## [TASK GOAL]
Going line by line through the entries, count those containing "JSON" and state only the result.

(Excerpts from an interface dataset)
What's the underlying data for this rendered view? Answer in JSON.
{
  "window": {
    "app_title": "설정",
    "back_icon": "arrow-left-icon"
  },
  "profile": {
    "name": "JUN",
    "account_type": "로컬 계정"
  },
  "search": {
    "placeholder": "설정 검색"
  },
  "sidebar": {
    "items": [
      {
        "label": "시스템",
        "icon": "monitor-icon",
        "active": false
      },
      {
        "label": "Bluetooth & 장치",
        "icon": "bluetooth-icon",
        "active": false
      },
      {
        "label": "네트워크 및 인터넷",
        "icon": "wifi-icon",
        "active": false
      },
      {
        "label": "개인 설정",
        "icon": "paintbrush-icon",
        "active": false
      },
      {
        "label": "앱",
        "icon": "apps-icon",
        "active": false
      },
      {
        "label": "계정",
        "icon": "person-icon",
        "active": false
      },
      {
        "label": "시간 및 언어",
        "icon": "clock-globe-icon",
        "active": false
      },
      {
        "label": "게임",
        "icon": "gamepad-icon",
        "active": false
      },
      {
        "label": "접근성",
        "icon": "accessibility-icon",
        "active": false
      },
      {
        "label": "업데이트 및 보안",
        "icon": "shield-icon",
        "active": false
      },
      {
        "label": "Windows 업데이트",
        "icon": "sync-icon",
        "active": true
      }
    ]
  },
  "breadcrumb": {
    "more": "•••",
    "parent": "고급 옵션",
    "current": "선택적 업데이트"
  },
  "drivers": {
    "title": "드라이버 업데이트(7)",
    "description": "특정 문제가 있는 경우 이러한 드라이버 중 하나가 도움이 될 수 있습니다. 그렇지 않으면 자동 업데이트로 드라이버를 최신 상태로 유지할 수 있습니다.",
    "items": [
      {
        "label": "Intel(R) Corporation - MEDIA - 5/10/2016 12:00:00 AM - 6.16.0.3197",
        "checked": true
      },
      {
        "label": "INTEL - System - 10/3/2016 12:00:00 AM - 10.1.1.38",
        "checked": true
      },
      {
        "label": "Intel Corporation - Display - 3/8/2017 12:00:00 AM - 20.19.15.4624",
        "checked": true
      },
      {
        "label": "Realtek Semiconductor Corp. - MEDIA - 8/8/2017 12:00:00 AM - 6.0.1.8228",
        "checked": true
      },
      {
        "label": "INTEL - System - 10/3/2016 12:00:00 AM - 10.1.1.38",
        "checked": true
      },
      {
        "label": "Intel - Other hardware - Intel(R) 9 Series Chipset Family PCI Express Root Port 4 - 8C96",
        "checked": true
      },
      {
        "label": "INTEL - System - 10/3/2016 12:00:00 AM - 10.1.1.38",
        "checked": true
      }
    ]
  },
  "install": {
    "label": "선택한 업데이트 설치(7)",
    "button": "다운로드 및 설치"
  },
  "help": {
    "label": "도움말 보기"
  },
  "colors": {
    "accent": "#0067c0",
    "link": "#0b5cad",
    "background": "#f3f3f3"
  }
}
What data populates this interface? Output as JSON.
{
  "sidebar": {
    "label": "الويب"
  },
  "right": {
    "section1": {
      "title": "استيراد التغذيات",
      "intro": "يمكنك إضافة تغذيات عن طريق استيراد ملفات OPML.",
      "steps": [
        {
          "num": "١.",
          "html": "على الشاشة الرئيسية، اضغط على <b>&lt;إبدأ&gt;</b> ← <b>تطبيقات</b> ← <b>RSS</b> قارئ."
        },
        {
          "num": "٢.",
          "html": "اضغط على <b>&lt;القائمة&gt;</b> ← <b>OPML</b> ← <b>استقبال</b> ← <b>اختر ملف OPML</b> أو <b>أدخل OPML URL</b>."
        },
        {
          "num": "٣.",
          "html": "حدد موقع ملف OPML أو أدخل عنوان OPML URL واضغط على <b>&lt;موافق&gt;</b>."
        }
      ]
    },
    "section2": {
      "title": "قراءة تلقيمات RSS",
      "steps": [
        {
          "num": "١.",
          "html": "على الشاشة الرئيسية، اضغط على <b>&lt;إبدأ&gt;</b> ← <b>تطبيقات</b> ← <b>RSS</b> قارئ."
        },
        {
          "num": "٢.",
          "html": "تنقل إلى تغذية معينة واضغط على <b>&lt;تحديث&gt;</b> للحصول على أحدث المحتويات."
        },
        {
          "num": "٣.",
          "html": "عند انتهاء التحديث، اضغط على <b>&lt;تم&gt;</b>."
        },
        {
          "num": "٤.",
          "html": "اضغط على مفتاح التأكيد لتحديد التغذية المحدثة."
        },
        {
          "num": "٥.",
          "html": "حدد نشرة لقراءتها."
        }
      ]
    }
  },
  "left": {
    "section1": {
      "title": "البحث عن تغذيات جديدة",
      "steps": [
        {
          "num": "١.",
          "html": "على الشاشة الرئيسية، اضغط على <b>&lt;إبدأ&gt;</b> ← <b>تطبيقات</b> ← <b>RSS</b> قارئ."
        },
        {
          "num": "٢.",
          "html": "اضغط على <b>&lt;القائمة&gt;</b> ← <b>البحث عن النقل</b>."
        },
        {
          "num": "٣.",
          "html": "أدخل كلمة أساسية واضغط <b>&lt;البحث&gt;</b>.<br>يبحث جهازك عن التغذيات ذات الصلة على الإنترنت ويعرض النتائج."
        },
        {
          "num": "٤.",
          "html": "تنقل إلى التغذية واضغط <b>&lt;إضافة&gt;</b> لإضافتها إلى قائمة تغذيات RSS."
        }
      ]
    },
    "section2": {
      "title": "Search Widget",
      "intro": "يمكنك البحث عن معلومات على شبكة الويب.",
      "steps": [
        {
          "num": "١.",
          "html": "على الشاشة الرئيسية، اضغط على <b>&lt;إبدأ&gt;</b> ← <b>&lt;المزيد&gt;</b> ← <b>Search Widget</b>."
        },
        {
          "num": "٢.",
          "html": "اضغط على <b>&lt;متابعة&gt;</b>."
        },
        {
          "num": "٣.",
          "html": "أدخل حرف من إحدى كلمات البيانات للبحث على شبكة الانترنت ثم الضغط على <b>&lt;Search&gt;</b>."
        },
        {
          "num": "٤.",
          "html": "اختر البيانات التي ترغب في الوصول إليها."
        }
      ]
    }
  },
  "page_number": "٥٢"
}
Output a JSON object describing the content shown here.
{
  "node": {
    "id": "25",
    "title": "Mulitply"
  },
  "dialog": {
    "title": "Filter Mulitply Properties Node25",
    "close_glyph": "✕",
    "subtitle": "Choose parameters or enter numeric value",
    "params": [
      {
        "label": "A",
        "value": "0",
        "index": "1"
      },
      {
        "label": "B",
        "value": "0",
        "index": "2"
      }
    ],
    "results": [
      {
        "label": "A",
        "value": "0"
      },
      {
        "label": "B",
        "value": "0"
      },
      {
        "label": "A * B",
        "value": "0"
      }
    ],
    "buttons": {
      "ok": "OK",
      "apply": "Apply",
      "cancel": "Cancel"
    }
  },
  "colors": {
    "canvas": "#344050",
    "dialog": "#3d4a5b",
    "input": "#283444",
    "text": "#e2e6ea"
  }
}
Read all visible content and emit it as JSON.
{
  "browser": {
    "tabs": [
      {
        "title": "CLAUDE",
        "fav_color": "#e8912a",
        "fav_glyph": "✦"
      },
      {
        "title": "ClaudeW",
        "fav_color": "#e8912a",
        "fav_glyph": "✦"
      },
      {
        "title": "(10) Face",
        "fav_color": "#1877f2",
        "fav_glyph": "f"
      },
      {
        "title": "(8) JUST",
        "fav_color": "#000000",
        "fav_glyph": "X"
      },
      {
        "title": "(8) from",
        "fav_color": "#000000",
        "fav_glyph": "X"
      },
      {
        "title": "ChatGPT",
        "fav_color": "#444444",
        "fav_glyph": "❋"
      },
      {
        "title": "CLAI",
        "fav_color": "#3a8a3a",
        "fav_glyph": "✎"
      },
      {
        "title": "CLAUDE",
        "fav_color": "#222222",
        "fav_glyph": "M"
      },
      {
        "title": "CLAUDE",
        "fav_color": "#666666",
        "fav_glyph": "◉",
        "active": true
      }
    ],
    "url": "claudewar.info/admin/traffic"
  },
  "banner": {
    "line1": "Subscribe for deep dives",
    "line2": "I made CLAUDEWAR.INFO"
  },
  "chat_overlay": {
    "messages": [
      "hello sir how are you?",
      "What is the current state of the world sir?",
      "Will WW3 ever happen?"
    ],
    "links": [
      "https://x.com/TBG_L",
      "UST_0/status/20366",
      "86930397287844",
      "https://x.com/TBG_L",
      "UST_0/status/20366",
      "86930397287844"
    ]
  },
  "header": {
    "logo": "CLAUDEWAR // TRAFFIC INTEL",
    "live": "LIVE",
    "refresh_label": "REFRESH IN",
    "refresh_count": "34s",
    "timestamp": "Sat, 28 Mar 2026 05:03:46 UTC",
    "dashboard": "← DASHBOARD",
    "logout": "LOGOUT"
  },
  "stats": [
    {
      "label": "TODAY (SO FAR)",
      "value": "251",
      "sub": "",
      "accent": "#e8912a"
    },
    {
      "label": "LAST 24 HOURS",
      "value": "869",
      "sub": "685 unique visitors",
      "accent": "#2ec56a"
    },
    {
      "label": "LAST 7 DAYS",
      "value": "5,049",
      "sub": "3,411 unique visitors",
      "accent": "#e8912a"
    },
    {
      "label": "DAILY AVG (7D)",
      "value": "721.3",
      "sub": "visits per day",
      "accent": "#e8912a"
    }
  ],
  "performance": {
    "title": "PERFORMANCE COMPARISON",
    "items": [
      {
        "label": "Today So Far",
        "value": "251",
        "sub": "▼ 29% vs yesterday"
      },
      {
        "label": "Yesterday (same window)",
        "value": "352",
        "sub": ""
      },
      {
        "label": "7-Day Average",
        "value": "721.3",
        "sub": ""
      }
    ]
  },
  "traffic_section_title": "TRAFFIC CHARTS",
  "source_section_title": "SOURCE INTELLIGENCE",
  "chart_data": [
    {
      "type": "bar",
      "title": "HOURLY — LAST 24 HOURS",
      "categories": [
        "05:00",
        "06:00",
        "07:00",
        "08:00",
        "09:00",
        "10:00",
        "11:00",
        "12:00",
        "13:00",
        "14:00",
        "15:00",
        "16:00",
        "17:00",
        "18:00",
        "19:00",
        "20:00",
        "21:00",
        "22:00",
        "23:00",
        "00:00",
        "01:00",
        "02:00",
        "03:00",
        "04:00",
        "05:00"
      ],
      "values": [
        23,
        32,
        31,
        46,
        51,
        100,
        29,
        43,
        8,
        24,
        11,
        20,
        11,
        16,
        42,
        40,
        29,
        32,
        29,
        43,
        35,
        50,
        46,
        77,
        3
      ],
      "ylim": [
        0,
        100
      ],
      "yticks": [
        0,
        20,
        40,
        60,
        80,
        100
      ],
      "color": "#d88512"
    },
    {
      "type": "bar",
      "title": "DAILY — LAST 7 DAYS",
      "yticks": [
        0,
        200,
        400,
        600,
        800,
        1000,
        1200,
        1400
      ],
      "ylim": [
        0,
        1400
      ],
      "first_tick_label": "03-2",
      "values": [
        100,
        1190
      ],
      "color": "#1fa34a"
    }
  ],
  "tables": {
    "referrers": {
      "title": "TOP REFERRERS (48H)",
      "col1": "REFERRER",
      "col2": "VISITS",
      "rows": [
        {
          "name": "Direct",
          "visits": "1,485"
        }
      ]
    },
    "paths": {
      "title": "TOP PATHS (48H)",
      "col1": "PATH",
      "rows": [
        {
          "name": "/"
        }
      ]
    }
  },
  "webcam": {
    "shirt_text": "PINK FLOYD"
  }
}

## [SOLUTION TO THIS PROBLEM]
4